If people don’t like a particular part of our legal framework, they’re perfectly welcome to attempt changing it. Just don’t circumvent it, eh? BTW, this applies equally to people finding legal loopholes to allow torture and indiscriminate imprisonment as it does to people who hate gays or guns. Some days, it’s hard to think of people as a group having anything like brains (Kansas, I’m looking at you!).
Apple came out with the latest iPod (with video, but not part of the name so nobody who isn’t in the know can possibly tell if it’s a “video” iPod or not on the shelf – WTF?) a few weeks ago. They accompanied the launch with a new offering in the iTunes Music Store – downloadable television shows. That’s right, instead of setting your VCR or TiVo, you can pay two bucks to get a 320×240 video of Lost or Desperate Housewives on your two-inch screen. Why?
This week, NBC announced a deal with DirecTV to offer commercial-free television shows for a buck an episode, delivered to the DirecTV Digital Video Recorder. You know, the box you can use to record the shows when they are played on television for free? Yeah. Why?
And, finally, CBS announced a deal to deliver television shows via the pay-per-view channel on Comcast cable systems, for a buck an episode. They won’t delete the commercials when they send you your copy, though. Um…Why?
I understand that television studios need to find new ways to generate revenue in the age of TiVo and the internet. Their standard commercial-supported model is going to have a hard time staying viable when people can easily skip the commercials. But, can’t they find some way to add value to their offerings, rather than removing the value that was already there?
I can rent a movie for a buck (three for a new release); paying two bucks for the episode of Lost that aired ten minutes ago seems kind of retarded to me. If you notice, none of these three networks is using the same system as any other. If you want to watch ABC shows, you have to use an iPod and iTMS. If you want to watch NBC shows, you have to subscribe to DirecTV satellite service. If you prefer CBS shows, move to a city that offers Comcast cable. Fox? Nope, not playing yet. And, the networks aren’t offering all of their shows on-demand – just a select few.
I don’t see anything here that I can’t do better with existing tools (TiVo, MythTV, ReplayTV, VHS tape) and without paying per episode. Damn, I already pay an insane amount for cable television – I’m not about to pony up another hundred bucks a month to watch the shows on a 2-inch screen.
Am I missing something vital here? Apple has sold one million downloaded videos, so someone must be watching them. More money than brains, as the saying goes.
You would think Kansas would wait until after the Dover case was settled before trying this, but the Kansas educational system seems to like showing off its ignorance.
Next on the hit list, Germ Theory and the Theory of Gravity. It’s all deus ex machina, man!
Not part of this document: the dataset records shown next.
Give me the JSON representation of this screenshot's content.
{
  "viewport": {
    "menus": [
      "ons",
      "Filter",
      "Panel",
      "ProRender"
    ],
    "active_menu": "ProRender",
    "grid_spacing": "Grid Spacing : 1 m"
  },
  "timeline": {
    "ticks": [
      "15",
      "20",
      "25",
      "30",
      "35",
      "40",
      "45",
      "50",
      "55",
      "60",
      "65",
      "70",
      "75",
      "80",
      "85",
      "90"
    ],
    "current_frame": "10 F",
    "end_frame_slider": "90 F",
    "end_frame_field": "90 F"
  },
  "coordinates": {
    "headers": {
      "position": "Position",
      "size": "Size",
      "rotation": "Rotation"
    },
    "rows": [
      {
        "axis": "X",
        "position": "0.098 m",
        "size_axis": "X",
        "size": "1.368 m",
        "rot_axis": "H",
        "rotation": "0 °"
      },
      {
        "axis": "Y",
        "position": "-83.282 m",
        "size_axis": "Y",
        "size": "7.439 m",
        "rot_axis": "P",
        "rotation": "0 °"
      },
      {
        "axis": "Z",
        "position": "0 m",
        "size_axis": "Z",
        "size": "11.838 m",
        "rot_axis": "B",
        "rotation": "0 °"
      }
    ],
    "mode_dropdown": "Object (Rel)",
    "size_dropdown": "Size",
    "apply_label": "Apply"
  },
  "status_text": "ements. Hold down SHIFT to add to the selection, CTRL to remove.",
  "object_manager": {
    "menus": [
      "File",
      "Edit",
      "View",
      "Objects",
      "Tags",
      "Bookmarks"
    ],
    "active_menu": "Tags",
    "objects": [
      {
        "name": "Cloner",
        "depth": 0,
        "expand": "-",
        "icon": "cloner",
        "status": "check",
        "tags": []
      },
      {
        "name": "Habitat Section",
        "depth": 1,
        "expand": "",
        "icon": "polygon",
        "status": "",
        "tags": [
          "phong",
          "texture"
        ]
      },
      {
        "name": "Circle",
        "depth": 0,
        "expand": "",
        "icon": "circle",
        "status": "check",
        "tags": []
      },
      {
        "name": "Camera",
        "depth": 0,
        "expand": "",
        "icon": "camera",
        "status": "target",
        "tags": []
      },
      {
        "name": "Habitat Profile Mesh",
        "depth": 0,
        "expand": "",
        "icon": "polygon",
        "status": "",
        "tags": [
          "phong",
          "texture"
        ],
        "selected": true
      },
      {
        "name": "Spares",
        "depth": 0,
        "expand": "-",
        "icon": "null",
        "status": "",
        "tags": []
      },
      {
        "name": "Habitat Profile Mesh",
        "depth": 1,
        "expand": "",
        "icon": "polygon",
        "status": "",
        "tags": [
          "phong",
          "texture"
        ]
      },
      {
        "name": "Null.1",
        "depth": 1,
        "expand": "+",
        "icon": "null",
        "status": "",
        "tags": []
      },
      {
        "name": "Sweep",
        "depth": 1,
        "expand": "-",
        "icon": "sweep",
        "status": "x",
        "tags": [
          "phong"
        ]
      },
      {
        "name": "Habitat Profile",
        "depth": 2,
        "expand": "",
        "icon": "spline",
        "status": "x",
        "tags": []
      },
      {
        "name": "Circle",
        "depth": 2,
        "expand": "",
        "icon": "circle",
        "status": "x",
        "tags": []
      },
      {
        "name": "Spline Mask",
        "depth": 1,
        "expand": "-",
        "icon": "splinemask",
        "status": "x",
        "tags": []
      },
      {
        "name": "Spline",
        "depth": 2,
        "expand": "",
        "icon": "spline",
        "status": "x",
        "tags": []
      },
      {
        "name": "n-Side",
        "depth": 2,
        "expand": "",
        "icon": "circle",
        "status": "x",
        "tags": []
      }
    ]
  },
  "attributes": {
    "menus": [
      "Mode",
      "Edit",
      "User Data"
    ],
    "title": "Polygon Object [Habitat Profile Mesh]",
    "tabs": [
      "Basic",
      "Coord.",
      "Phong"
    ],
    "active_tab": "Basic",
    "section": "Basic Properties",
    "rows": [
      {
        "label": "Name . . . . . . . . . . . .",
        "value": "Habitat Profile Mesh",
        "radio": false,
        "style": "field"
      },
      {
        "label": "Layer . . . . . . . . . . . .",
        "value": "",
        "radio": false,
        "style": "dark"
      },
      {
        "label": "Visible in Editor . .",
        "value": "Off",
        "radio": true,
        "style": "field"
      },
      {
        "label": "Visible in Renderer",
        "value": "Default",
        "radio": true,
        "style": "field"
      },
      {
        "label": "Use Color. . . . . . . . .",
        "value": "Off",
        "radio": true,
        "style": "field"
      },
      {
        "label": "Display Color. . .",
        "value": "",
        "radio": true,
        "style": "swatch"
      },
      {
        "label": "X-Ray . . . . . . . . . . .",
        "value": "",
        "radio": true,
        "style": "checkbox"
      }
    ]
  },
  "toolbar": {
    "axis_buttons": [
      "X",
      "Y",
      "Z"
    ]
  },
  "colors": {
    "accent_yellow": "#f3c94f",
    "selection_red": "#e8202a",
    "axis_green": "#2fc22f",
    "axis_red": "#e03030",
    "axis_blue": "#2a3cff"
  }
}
If you haven’t been following the Google Print controversy, here’s the pinnacle of absurdity so far. A children’s hospital in England has a completely unique and unprecedented perpetual copyright (in the UK) on the sales and performance of Peter Pan in the UK. They are claiming that Google Print’s service will rob them of millions of pounds of income every year. Think of the children!
I wonder why they haven’t previously gone after the public domain work? You did know that the book is actually in the public domain everywhere but the United Kingdom, didn’t you? So, exactly what does the American site Google do that the American site Gutenberg Project doesn’t already do? Is it just a question of convenience?
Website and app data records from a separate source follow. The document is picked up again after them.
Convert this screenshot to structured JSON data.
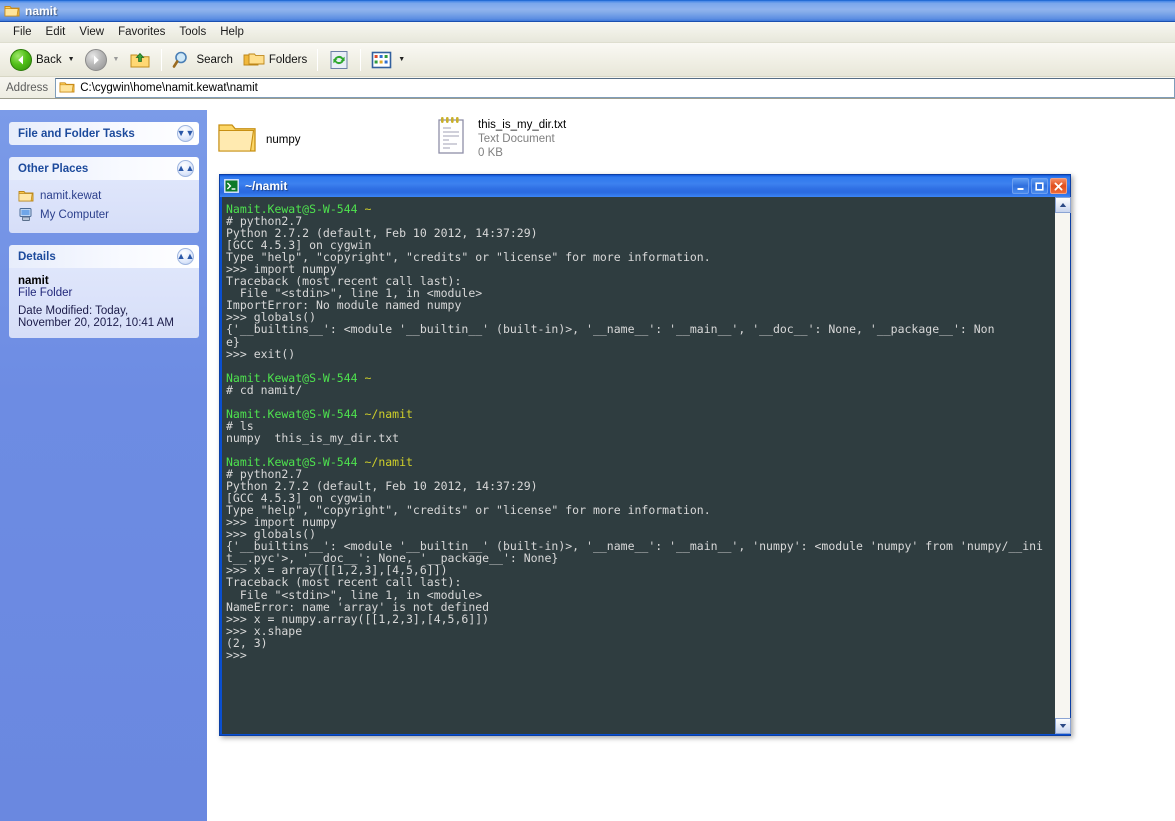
{
  "explorer": {
    "window_title": "namit",
    "window_icon": "folder-icon",
    "menu": [
      "File",
      "Edit",
      "View",
      "Favorites",
      "Tools",
      "Help"
    ],
    "toolbar": {
      "back_label": "Back",
      "back_icon": "back-arrow-icon",
      "forward_icon": "forward-arrow-icon",
      "up_icon": "up-folder-icon",
      "search_label": "Search",
      "search_icon": "search-icon",
      "folders_label": "Folders",
      "folders_icon": "folders-icon",
      "refresh_icon": "refresh-icon",
      "views_icon": "views-icon"
    },
    "address": {
      "label": "Address",
      "icon": "folder-icon",
      "value": "C:\\cygwin\\home\\namit.kewat\\namit",
      "placeholder": ""
    },
    "task_pane": {
      "groups": [
        {
          "title": "File and Folder Tasks",
          "chevron": "chevron-down-icon",
          "collapsed": true,
          "links": []
        },
        {
          "title": "Other Places",
          "chevron": "chevron-up-icon",
          "collapsed": false,
          "links": [
            {
              "label": "namit.kewat",
              "icon": "folder-icon"
            },
            {
              "label": "My Computer",
              "icon": "my-computer-icon"
            }
          ]
        },
        {
          "title": "Details",
          "chevron": "chevron-up-icon",
          "collapsed": false,
          "details": {
            "name": "namit",
            "type": "File Folder",
            "modified_line1": "Date Modified: Today,",
            "modified_line2": "November 20, 2012, 10:41 AM"
          }
        }
      ]
    },
    "files": [
      {
        "name": "numpy",
        "type": "",
        "size": "",
        "icon": "folder-icon"
      },
      {
        "name": "this_is_my_dir.txt",
        "type": "Text Document",
        "size": "0 KB",
        "icon": "text-document-icon"
      }
    ]
  },
  "terminal": {
    "window_title": "~/namit",
    "window_icon": "console-icon",
    "buttons": {
      "minimize": "_",
      "maximize": "□",
      "close": "✕"
    },
    "colors": {
      "background": "#2f3d40",
      "text": "#d8d8d8",
      "prompt_host": "#4ee24e",
      "prompt_path": "#cfcf2a",
      "titlebar": "#2a6ae0"
    },
    "scrollbar": {
      "up_icon": "chevron-up-icon",
      "down_icon": "chevron-down-icon"
    },
    "lines": [
      {
        "segments": [
          {
            "text": "Namit.Kewat@S-W-544 ",
            "color": "green"
          },
          {
            "text": "~",
            "color": "yellow"
          }
        ]
      },
      {
        "segments": [
          {
            "text": "# python2.7",
            "color": "white"
          }
        ]
      },
      {
        "segments": [
          {
            "text": "Python 2.7.2 (default, Feb 10 2012, 14:37:29)",
            "color": "white"
          }
        ]
      },
      {
        "segments": [
          {
            "text": "[GCC 4.5.3] on cygwin",
            "color": "white"
          }
        ]
      },
      {
        "segments": [
          {
            "text": "Type \"help\", \"copyright\", \"credits\" or \"license\" for more information.",
            "color": "white"
          }
        ]
      },
      {
        "segments": [
          {
            "text": ">>> import numpy",
            "color": "white"
          }
        ]
      },
      {
        "segments": [
          {
            "text": "Traceback (most recent call last):",
            "color": "white"
          }
        ]
      },
      {
        "segments": [
          {
            "text": "  File \"<stdin>\", line 1, in <module>",
            "color": "white"
          }
        ]
      },
      {
        "segments": [
          {
            "text": "ImportError: No module named numpy",
            "color": "white"
          }
        ]
      },
      {
        "segments": [
          {
            "text": ">>> globals()",
            "color": "white"
          }
        ]
      },
      {
        "segments": [
          {
            "text": "{'__builtins__': <module '__builtin__' (built-in)>, '__name__': '__main__', '__doc__': None, '__package__': Non",
            "color": "white"
          }
        ]
      },
      {
        "segments": [
          {
            "text": "e}",
            "color": "white"
          }
        ]
      },
      {
        "segments": [
          {
            "text": ">>> exit()",
            "color": "white"
          }
        ]
      },
      {
        "segments": [
          {
            "text": "",
            "color": "white"
          }
        ]
      },
      {
        "segments": [
          {
            "text": "Namit.Kewat@S-W-544 ",
            "color": "green"
          },
          {
            "text": "~",
            "color": "yellow"
          }
        ]
      },
      {
        "segments": [
          {
            "text": "# cd namit/",
            "color": "white"
          }
        ]
      },
      {
        "segments": [
          {
            "text": "",
            "color": "white"
          }
        ]
      },
      {
        "segments": [
          {
            "text": "Namit.Kewat@S-W-544 ",
            "color": "green"
          },
          {
            "text": "~/namit",
            "color": "yellow"
          }
        ]
      },
      {
        "segments": [
          {
            "text": "# ls",
            "color": "white"
          }
        ]
      },
      {
        "segments": [
          {
            "text": "numpy  this_is_my_dir.txt",
            "color": "white"
          }
        ]
      },
      {
        "segments": [
          {
            "text": "",
            "color": "white"
          }
        ]
      },
      {
        "segments": [
          {
            "text": "Namit.Kewat@S-W-544 ",
            "color": "green"
          },
          {
            "text": "~/namit",
            "color": "yellow"
          }
        ]
      },
      {
        "segments": [
          {
            "text": "# python2.7",
            "color": "white"
          }
        ]
      },
      {
        "segments": [
          {
            "text": "Python 2.7.2 (default, Feb 10 2012, 14:37:29)",
            "color": "white"
          }
        ]
      },
      {
        "segments": [
          {
            "text": "[GCC 4.5.3] on cygwin",
            "color": "white"
          }
        ]
      },
      {
        "segments": [
          {
            "text": "Type \"help\", \"copyright\", \"credits\" or \"license\" for more information.",
            "color": "white"
          }
        ]
      },
      {
        "segments": [
          {
            "text": ">>> import numpy",
            "color": "white"
          }
        ]
      },
      {
        "segments": [
          {
            "text": ">>> globals()",
            "color": "white"
          }
        ]
      },
      {
        "segments": [
          {
            "text": "{'__builtins__': <module '__builtin__' (built-in)>, '__name__': '__main__', 'numpy': <module 'numpy' from 'numpy/__ini",
            "color": "white"
          }
        ]
      },
      {
        "segments": [
          {
            "text": "t__.pyc'>, '__doc__': None, '__package__': None}",
            "color": "white"
          }
        ]
      },
      {
        "segments": [
          {
            "text": ">>> x = array([[1,2,3],[4,5,6]])",
            "color": "white"
          }
        ]
      },
      {
        "segments": [
          {
            "text": "Traceback (most recent call last):",
            "color": "white"
          }
        ]
      },
      {
        "segments": [
          {
            "text": "  File \"<stdin>\", line 1, in <module>",
            "color": "white"
          }
        ]
      },
      {
        "segments": [
          {
            "text": "NameError: name 'array' is not defined",
            "color": "white"
          }
        ]
      },
      {
        "segments": [
          {
            "text": ">>> x = numpy.array([[1,2,3],[4,5,6]])",
            "color": "white"
          }
        ]
      },
      {
        "segments": [
          {
            "text": ">>> x.shape",
            "color": "white"
          }
        ]
      },
      {
        "segments": [
          {
            "text": "(2, 3)",
            "color": "white"
          }
        ]
      },
      {
        "segments": [
          {
            "text": ">>>",
            "color": "white"
          }
        ]
      }
    ]
  }
}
|It would take 173.17 bottles of Bawls to put you down|
|After 210.95 cans of Diet Mountain Dew, you’d be pushing up daisies|
Oh, Kit! Have you seen MYPETZOMBIES.COM yet? Seems like a Christmas present idea…